Epidemiology alumnus studies ways to optimize pediatric antiretroviral therapy

Oct. 9, 2014 A new study helps clinicians weigh immunologic benefits against viral failure risks when timing the administration of antiretroviral therapy for children who are HIV-positive. Dwight E. Yin, MD, MPH, alumnus of the UNC Gillings School of Global Public Health’s epidemiology department and assistant professor of pediatrics at the University of Missouri at… Read more »

Alumna helps develop app to personalize heart disease risk

October 8, 2014 Reprinted from newswise.com Although cardiovascular disease is largely avoidable through lifestyle modifications, it remains the nation’s number one cause of death. While annual wellness exams offer physicians the chance to advise patients on modifying cardiac risk factors, that advice can get lost easily, given the amount of information covered during a routine… Read more »

UNC Center for Health Promotion and Disease Prevention awarded $3.75M to conduct prevention research

October 7, 2014 The Center for Health Promotion and Disease Prevention (HPDP) at the University of North Carolina at Chapel Hill received a $3.75 million cooperative agreement to renew its status as a Prevention Research Center (PRC) through 2019. The Centers for Disease Control and Prevention funding will help UNC researchers conduct innovative prevention research… Read more »

Website will help women learn about risk factors for breast cancer

October 7, 2014 The UNC Breast Cancer and the Environment Research Program (BCERP) has announced the official launch of myBCrisk.org, an interactive website designed to increase knowledge about breast cancer risk factors, especially among young African-American women. Melissa Troester, PhD, associate professor of epidemiology at the Gillings School of Global Public Health, and Liza Makowski,… Read more »

Study finds reducing cadmium exposure during pregnancy may improve birth outcomes

Oct. 6, 2014 Reducing women’s exposure to cadmium during pregnancy likely would cut down on adverse outcomes such as preterm labor, low birth weight and early pregnancy loss, a new University of North Carolina at Chapel Hill study has found. In an article published July 30 online in the Journal of Exposure Science and Environmental… Read more »

NIH funds project to examine whether texts, games, Web portals can increase HPV vaccination rates

Sept. 24, 2014 Human papillomavirus (HPV), the most common sexually transmitted infection in the U.S., is known to cause various forms of cancer.
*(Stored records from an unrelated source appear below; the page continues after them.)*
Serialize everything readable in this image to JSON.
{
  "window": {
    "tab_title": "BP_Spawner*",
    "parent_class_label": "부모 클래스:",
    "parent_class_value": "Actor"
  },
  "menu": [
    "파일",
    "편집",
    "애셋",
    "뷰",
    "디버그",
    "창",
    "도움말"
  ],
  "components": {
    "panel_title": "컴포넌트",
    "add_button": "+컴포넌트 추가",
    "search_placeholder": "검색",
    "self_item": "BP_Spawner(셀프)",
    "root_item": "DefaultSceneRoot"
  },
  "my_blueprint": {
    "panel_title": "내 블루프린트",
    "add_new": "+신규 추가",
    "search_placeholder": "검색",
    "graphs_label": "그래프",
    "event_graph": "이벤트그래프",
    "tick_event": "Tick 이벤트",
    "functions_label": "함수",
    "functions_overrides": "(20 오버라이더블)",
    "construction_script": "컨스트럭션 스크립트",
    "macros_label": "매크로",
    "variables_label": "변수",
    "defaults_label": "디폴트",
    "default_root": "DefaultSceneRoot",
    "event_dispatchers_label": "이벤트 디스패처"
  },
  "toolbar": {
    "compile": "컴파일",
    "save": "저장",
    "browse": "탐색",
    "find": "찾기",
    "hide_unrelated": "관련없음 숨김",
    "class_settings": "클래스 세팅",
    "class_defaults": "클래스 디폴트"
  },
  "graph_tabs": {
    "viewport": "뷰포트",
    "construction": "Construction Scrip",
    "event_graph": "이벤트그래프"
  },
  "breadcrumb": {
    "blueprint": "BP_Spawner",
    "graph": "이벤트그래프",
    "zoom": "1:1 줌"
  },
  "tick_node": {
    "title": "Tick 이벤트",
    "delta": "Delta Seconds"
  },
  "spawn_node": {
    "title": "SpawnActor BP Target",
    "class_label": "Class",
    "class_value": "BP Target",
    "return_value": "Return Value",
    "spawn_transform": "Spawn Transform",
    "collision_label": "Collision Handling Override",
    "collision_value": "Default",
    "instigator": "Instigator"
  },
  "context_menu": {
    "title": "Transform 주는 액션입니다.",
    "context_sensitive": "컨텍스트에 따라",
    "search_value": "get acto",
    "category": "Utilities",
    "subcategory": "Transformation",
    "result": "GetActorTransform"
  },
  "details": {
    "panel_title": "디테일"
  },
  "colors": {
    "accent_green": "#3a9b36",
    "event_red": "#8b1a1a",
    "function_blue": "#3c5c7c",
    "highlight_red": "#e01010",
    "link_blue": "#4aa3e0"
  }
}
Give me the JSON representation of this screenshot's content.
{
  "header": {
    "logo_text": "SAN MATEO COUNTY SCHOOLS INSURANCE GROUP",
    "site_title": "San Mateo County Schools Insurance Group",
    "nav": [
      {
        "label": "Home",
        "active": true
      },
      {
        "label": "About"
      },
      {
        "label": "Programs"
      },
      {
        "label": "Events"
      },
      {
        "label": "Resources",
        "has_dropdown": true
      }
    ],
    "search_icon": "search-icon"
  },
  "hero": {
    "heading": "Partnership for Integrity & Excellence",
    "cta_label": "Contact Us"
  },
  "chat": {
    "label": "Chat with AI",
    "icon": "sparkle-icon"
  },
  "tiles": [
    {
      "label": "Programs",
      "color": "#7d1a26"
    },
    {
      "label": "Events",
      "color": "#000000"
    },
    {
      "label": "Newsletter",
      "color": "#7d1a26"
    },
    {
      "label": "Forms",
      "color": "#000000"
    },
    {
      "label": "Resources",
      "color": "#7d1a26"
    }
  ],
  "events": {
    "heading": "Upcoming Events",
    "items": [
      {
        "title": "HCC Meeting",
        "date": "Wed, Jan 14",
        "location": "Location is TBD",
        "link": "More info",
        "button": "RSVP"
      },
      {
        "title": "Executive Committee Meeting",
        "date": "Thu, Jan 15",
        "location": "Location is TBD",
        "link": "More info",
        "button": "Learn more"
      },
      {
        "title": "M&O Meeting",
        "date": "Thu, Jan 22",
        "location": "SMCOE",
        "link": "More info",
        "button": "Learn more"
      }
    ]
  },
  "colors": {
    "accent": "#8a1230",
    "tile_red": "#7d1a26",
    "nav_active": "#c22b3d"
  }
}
Yet most HPV-associated cancers could be prevented with a vaccine that has been available since 2006. Why, then, are parents not eager to immunize their preteens – as they do for measles… Read more »

Study shows food and beverage companies exceed caloric cut pledge

Sept. 17, 2014 Sixteen of the world’s largest food and beverage producing companies pledged to help reduce obesity of American families with children two to 18 years old by pledging to eliminate 1 trillion calories from the products these companies sold in the marketplace by 2012, with 2007 as the baseline year, and 1.5 trillion… Read more »

Study considers how to increase health care enrollment for NC’s immigrants

Sept. 13, 2014 Sixty-one percent of immigrants in North Carolina have no health insurance coverage, yet the average monthly premium for insurance available through the Affordable Care Act’s health insurance marketplace is within the price range many immigrants thought would be affordable for themselves or their families, according to a new report from the University… Read more »

UNC partners with CDC to reduce violent deaths, injuries nationwide

Sept. 13, 2014 Each year, violence and unintentional injuries kill more Americans ages 1 to 44 years than any other cause. The Centers for Disease Control and Prevention counts on researchers at The University of North Carolina at Chapel Hill to help prevent some of these injuries and fatalities. The CDC’s National Center for Injury… Read more »

UNC researchers study resistance to common anti-malaria drug in sub-Saharan Africa

Sept. 13, 2014 The spread of drug-resistant parasites in Southeast Asia could undermine artemisinin-based antimalarial therapies and imperil global malaria control. A consortium of investigators from nine endemic countries led by Jonathan Juliano, MD, assistant professor of medicine at the UNC School of Medicine and adjunct professor of epidemiology at the UNC Gillings School of… Read more »